Ahead of the celebrations, doctors and yoga instructors are emphasising a key and often overlooked element of yoga mania — unsupervised it can cause serious injuries and strain. In a time of YouTube videos, yoga CDs and DIY apps, it is still essential to exercise caution, or practice under expert guidance, they say.
“Even to perform basic asanas, proper training is a must,” says PC Kapoor, director of south Delhi’s Sivananda Yoga Vedanta Centre. “Advanced asanas should never be performed in the absence of a qualified yoga instructor. Going only by what you see on TV or on a CD is risky. Always start learning yoga with an instructor, preferably with one-on-one sessions.”

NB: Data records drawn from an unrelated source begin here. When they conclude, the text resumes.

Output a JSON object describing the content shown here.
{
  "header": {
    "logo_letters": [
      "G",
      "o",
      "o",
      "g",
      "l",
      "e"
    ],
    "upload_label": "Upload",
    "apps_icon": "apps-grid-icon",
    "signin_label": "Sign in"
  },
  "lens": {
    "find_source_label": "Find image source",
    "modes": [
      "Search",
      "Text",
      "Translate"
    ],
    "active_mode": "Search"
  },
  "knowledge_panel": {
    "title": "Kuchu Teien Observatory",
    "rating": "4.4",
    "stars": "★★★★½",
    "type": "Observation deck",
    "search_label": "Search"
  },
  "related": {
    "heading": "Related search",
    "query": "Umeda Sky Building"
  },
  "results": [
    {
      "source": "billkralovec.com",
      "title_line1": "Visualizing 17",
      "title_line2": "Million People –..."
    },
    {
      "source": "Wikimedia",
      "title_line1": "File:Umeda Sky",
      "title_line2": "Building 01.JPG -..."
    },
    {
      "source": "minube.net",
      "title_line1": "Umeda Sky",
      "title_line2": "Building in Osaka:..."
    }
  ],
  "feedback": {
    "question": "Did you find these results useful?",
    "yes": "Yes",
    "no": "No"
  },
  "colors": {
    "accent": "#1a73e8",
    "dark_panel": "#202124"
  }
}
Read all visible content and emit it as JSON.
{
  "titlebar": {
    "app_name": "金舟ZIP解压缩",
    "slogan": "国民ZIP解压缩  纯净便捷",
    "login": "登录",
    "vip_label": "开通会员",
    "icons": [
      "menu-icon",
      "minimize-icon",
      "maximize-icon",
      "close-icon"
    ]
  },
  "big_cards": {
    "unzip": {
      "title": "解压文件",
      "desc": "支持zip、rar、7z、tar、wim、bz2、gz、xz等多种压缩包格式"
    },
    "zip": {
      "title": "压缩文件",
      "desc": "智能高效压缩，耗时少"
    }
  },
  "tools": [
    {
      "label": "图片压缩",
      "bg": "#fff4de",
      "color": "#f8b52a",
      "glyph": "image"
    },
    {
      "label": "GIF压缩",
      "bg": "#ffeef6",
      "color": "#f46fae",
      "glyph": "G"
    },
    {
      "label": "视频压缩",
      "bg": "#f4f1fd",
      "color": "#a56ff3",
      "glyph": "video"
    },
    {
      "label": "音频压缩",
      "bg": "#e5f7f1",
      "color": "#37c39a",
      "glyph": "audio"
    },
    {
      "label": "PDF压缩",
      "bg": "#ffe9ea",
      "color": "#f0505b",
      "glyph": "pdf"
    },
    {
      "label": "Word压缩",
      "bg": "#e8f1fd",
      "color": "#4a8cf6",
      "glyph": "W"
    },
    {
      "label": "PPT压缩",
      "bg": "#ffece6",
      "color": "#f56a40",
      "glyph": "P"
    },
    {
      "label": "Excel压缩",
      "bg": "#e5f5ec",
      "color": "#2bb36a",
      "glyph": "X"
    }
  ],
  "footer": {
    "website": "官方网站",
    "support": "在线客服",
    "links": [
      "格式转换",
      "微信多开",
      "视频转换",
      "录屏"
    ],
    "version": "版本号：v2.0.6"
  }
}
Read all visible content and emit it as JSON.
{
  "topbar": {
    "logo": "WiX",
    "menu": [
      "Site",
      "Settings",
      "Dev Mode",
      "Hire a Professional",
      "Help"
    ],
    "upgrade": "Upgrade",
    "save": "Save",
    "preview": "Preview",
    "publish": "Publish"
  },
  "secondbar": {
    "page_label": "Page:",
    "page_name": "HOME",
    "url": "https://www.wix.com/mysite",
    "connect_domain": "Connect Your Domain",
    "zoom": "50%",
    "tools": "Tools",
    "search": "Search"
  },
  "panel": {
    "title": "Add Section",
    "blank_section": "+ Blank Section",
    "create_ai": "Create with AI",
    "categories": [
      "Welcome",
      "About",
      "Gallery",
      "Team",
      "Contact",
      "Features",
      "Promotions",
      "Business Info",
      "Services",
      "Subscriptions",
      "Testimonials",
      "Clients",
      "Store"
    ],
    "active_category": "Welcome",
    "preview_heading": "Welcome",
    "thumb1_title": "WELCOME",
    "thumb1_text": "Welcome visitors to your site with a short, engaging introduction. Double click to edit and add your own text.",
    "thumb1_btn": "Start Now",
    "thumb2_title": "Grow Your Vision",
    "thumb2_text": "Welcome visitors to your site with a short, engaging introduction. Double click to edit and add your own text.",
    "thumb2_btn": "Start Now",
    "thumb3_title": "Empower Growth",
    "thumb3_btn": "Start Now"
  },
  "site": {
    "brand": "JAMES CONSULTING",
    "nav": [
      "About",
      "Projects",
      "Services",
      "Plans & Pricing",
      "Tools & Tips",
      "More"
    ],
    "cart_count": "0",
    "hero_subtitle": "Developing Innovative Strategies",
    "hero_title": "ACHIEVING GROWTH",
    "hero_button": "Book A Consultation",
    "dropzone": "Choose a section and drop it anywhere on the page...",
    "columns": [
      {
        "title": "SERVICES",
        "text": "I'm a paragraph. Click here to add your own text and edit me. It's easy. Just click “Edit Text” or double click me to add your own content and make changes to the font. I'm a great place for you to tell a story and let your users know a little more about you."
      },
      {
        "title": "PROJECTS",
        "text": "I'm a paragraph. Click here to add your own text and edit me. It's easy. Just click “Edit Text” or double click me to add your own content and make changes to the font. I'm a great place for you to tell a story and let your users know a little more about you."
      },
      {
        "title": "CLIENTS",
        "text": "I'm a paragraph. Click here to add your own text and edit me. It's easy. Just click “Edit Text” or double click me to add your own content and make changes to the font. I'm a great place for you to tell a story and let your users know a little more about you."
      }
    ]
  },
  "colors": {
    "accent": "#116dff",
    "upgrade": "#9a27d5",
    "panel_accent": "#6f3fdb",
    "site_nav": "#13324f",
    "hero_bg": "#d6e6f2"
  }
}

Mumbai chef Anupa Das, 37, not only agrees but has also learnt her lesson the hard way.
“After a one-month break, I started off with Surya Namaskar. But while performing the equestrian pose I ended up stretching my left leg a little too much,” says Das, who has been practising for two years. “My leg and back muscles were strained so badly that I could not walk, sit or bend without pain, for a week.”
She now knows at least one golden rule: Never start without a warm-up.
Yoga is very effective but one must never ignore a seemingly minor injury or a pull either, adds Delhi’s Dr Pushpinder Bajaj, a sports medicine expert.
“Especially if you are over 35, your body can’t take it. You must see a doctor or physiotherapist for any pain or injury, before the situation worsens.”
The key is to listen to your body and take precautions. While most injuries are limited to mild strains and sprains, pain in the joints is a definite sign of trouble, experts say.
“The biggest problem arises when students try to mirror their yoga teacher’s flexibility without understanding the limitations of their own bodies,” says Ameet Pispati, an orthopaedic surgeon at Mumbai’s Jaslok Hospital. “A cardinal rule of yoga is that your session must be tailored to suit your flexibility. If you feel discomfort, stop.”
While neck, lower back and shoulder injuries are commonly seen among people trying to push themselves too hard, osteoarthritis — when the protective cartilage and fluid in the joints begin to dry up — is a common injury caused by incorrectly performed yoga exercises, doctors say.
“Yoga helps keep the spine erect but overstretching can lead to soreness in the connective tissues,” says Sachin Bhat, an orthopaedic consultant at Mumbai’s SRV Hospital. “Swelling and injuries in these muscles can prevent smooth movement.”
To avoid this, practice on a soft mattress positioned at least 2 feet above the ground,” says Mahesh Maheshwari, a senior orthopaedic surgeon at MGM Hospital, Navi Mumbai. “Also, don’t exert too much pressure on your elbows, back, knees and ankles.”
Even those who love yoga advise against ignoring persistent pains and pulls after a session.
“Mild aches are inevitable as we experiment with postures. We call it collateral damage,” says Swati Kain, who runs a yoga and pilates studio called YogEssence in Gurgaon. “Muscle ache, if not too intense, is fine. But knee or backache means there is trouble brewing. Go slowly, take your time. There is no need to rush.”